In terms of gameplay, NieR: Automata absolutely nails its quick and easy combat system that shows the deft hand and experience of the developers. Commands are simple and controls are designed for ease of access; using square or triangle performs a melee attack (light or heavy, respectively) while holding R1 will allow you to constantly shoot using your Pod (a weaponised robotic assistant). Well-placed dodges will allow you to slow down time as well, giving you crucial moments to get your hits in. It’s fast and fluid and you’ve got a highly customisable arsenal to play around with. In terms of actual RPG mechanics, NieR: Automata is fairly light. You don’t really have stats or perks to level up, but instead you have plug-in chips. Customising your plug-in chips will give you some serious buffs. For instance, during my playthroughs I had various buffs to my overall damage, amount of experience gained and increased dodging windows. Plug-in chips can also be used to customise your HUD, but there isn’t much of a necessity to mess with this aside from adding the EXP gauge to the HUD (this isn’t standard). All levelling up does is increase your health pool and reduces how much delta scaling affects you (a system whereby battling enemies that are a higher level than you will result in you doing less damage to the enemy).

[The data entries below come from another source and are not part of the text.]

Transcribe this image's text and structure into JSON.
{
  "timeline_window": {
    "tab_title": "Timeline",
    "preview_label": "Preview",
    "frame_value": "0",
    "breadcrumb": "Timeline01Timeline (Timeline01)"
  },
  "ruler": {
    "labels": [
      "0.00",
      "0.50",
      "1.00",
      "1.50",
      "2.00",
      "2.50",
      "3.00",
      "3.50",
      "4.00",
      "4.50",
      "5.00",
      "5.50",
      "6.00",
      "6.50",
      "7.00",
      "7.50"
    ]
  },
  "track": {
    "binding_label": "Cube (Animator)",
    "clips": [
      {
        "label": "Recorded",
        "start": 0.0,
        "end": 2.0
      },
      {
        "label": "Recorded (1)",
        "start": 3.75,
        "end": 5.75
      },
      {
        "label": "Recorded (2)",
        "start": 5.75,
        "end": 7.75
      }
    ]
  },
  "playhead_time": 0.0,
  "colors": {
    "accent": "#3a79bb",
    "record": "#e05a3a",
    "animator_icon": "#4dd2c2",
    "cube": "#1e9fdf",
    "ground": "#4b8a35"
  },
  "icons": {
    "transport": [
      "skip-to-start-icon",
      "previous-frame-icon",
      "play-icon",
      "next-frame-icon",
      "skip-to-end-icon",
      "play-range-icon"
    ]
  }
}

In terms of actual difficulty, there are four difficulties you can choose: easy, normal, hard and very hard. The game itself isn’t incredibly difficult, but on the higher difficulties enemies do definitely hit like trucks. There are multiple instances where you can get swamped, especially given the pace of the combat, but it is fairly balanced. A cool combat mechanic which is more predominant in your second playthrough is hacking. The best way to look at this is like a retro-style mini game where the way to win is just by shooting a sphere until it explodes. Doing so will provide benefits in combat in the ways of either killing an enemy entirely, or causing major damage.

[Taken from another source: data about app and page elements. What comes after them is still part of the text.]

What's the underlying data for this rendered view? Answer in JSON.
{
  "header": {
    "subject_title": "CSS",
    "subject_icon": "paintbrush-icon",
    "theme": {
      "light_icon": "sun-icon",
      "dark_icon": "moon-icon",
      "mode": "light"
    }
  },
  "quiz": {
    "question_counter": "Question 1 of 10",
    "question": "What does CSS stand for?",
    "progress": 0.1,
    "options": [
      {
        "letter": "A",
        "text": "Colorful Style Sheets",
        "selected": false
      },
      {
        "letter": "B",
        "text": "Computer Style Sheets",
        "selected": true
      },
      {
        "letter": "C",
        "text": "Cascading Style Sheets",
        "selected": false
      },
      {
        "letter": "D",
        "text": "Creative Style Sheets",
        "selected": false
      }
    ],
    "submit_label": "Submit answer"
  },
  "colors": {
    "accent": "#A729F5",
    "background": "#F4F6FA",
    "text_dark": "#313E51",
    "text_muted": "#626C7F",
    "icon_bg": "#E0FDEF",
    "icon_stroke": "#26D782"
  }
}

It’s definitely hard to define NieR: Automata’s gameplay as belonging to any one genre, as PG have gone above and beyond and created some brilliantly varied gameplay. It can go from your run-of-the-mill hack ’n’ slash to a 2D Metroidvania-style platformer in an instant, and at some points it’s even similar to a top down, twinstick shooter in the vein of something like Helldivers. There really is a refreshing amount of varied gameplay and it helps keep the game from feeling stale, and the creative design overall is a breath of fresh air.

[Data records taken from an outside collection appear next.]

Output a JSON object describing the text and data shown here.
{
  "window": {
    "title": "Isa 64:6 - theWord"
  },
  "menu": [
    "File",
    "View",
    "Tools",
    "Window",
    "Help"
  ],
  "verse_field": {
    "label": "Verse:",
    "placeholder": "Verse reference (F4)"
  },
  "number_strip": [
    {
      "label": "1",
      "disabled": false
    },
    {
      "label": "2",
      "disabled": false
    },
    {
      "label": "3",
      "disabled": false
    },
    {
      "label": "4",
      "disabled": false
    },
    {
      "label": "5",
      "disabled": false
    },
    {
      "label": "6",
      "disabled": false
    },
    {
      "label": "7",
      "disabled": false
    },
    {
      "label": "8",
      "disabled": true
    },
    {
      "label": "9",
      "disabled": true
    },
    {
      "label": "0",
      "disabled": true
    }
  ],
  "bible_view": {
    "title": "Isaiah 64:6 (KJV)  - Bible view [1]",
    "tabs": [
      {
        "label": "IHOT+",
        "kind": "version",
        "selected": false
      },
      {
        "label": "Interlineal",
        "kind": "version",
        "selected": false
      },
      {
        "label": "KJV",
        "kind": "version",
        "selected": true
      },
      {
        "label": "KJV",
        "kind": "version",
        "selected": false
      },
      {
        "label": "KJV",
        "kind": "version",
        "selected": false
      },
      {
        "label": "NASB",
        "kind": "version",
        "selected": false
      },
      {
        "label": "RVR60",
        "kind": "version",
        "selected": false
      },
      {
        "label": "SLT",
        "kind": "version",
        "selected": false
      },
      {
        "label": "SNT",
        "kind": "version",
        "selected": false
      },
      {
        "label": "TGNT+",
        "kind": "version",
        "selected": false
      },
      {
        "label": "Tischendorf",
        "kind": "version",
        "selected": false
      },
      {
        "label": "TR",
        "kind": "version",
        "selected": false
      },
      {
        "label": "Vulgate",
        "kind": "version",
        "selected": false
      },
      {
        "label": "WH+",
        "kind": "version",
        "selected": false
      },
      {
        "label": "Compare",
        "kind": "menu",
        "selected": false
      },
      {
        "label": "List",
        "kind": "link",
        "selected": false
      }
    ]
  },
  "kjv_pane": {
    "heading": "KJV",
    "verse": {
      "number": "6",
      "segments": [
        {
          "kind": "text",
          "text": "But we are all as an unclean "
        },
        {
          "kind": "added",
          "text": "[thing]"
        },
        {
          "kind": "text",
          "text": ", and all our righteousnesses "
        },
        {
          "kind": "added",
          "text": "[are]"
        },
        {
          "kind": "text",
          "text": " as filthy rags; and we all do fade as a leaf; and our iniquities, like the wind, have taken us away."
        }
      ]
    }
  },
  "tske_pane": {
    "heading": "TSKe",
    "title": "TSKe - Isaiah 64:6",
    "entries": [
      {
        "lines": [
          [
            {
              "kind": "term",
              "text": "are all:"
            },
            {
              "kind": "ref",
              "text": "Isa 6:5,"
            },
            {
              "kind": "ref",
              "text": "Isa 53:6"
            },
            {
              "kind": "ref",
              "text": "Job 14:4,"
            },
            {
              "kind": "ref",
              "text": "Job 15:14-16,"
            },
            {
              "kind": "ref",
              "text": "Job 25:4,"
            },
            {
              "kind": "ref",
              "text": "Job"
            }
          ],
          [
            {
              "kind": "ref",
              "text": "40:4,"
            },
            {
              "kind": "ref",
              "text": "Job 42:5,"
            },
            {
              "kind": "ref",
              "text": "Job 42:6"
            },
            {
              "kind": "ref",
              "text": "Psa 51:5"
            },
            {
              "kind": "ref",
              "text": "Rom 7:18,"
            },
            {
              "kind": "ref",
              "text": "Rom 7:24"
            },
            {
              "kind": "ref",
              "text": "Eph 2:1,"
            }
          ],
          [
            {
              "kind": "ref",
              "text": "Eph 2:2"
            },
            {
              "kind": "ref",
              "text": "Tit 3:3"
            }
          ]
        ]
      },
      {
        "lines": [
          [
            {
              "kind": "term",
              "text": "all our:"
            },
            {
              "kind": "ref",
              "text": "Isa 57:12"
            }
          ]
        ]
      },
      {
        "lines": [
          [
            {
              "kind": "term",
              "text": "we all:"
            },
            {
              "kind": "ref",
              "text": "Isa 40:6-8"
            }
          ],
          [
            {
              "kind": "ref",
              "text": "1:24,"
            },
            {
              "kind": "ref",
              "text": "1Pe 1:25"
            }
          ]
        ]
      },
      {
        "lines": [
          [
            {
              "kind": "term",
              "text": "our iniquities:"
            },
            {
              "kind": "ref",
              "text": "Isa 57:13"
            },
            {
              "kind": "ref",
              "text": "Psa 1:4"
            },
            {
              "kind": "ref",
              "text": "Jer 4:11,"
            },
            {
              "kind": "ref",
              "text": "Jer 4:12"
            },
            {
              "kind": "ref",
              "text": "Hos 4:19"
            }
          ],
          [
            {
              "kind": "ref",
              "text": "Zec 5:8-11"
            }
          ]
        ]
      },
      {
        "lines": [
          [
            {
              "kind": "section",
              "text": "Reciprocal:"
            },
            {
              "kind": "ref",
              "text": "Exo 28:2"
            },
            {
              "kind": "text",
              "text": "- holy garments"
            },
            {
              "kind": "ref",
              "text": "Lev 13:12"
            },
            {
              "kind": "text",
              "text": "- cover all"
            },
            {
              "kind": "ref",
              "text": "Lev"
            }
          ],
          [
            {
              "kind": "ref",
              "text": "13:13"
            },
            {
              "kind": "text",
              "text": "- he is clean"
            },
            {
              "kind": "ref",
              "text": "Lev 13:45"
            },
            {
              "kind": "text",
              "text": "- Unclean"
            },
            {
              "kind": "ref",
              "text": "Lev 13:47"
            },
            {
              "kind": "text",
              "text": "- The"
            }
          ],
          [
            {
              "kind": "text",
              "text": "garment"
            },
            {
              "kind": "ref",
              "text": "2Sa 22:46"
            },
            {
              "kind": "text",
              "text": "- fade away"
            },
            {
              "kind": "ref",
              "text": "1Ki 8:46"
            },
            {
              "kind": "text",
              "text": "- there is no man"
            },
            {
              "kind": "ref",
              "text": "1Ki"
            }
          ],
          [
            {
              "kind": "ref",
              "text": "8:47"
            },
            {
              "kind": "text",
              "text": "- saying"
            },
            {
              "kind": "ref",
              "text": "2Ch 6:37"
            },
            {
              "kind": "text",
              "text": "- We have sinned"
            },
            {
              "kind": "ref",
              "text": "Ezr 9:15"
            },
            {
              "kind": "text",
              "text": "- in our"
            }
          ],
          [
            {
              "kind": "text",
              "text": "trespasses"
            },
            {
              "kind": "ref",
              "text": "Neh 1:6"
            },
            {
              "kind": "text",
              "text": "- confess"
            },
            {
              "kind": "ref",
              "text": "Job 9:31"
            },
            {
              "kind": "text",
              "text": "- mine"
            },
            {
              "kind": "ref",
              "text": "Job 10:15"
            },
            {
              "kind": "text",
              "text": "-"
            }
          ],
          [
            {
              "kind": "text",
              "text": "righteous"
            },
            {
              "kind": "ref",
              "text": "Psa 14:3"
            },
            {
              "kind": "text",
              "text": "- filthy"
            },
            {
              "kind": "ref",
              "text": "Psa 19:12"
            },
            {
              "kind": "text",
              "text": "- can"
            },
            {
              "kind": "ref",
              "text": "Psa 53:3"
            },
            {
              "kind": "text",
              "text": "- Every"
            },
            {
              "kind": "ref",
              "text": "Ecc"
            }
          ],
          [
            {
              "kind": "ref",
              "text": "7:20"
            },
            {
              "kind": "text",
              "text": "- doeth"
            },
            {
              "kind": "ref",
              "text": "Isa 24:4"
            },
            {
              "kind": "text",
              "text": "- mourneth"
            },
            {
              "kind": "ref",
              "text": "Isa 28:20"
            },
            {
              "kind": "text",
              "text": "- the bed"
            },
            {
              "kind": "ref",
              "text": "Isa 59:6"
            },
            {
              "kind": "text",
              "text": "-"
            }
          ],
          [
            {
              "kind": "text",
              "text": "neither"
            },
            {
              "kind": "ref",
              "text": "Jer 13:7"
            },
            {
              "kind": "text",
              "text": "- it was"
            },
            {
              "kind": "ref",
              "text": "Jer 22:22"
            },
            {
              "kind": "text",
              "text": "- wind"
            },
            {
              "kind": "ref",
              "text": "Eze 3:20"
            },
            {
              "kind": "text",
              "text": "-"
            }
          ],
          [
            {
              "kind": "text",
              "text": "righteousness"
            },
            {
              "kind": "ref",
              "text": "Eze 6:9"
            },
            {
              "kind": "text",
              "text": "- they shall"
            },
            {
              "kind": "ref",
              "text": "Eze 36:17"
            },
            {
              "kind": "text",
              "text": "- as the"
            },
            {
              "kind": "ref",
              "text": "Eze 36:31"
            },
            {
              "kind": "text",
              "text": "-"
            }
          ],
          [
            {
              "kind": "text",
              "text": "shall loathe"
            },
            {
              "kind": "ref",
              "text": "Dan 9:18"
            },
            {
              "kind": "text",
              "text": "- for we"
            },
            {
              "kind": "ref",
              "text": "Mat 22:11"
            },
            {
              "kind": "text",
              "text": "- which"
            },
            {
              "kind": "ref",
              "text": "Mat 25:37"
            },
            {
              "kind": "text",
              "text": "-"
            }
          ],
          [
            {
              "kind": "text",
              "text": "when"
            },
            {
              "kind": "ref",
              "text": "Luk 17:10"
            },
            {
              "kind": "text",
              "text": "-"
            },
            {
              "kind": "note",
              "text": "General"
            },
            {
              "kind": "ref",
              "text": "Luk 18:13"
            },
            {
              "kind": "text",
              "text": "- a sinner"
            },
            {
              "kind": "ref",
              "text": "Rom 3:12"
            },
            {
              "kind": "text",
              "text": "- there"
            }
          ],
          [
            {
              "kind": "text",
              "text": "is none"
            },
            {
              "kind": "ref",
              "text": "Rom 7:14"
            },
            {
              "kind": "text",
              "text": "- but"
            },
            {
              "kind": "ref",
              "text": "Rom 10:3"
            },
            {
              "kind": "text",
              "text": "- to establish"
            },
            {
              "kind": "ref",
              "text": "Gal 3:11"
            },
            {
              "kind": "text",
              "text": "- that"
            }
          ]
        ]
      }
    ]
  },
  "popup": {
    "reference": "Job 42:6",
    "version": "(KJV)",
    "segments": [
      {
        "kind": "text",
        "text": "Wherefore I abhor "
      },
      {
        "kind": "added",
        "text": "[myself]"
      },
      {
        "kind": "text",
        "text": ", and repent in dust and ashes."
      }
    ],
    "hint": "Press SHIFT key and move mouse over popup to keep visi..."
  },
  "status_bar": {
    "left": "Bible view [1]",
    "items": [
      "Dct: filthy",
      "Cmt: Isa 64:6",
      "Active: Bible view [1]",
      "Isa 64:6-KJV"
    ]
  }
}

Visually speaking, NieR: Automata looks great. The ‘nature reclaimed’ approach to a dilapidated metropolis (which has been done quite a lot in recent times) feels familiar, but with a distinct personality nonetheless. While there is a lush green covering most of the city, there are also parts of it which are an arid desert. The creative variation in the world is once again, refreshing. The lighting in NieR: Automata is incredible and it’s definitely one of the prettiest JRPGs I’ve played (outside of FFXV). However its beauty is occasionally to its detriment. The frame rate aims to sit a 60fps but on the regular PS4 it is very unstable. When it sits at 60 it look gorgeous, but more often than not the frames take a massive dive into 30fps and sometimes even lower (though that isn’t very often) The faster frame rate definitely suits the slick and stylish combat, but noticeable drops are too frequent to be ignored.
NieR: Automata is a triumphant achievement in creativity, variety and clever development. With its short-but-sweet story that varies between subsequent playthroughs, you’ll find that the multifaceted story is not only compelling, but packed with little nuances and intricacies. The great combat, cool customisation options and clever design makes for an accessible RPG that is simple on the surface but still offers significant challenge. Despite frame rate annoyances, it can’t detract majorly from what is a great game, and I would highly recommend this title to anyone.
Reviewed on PS4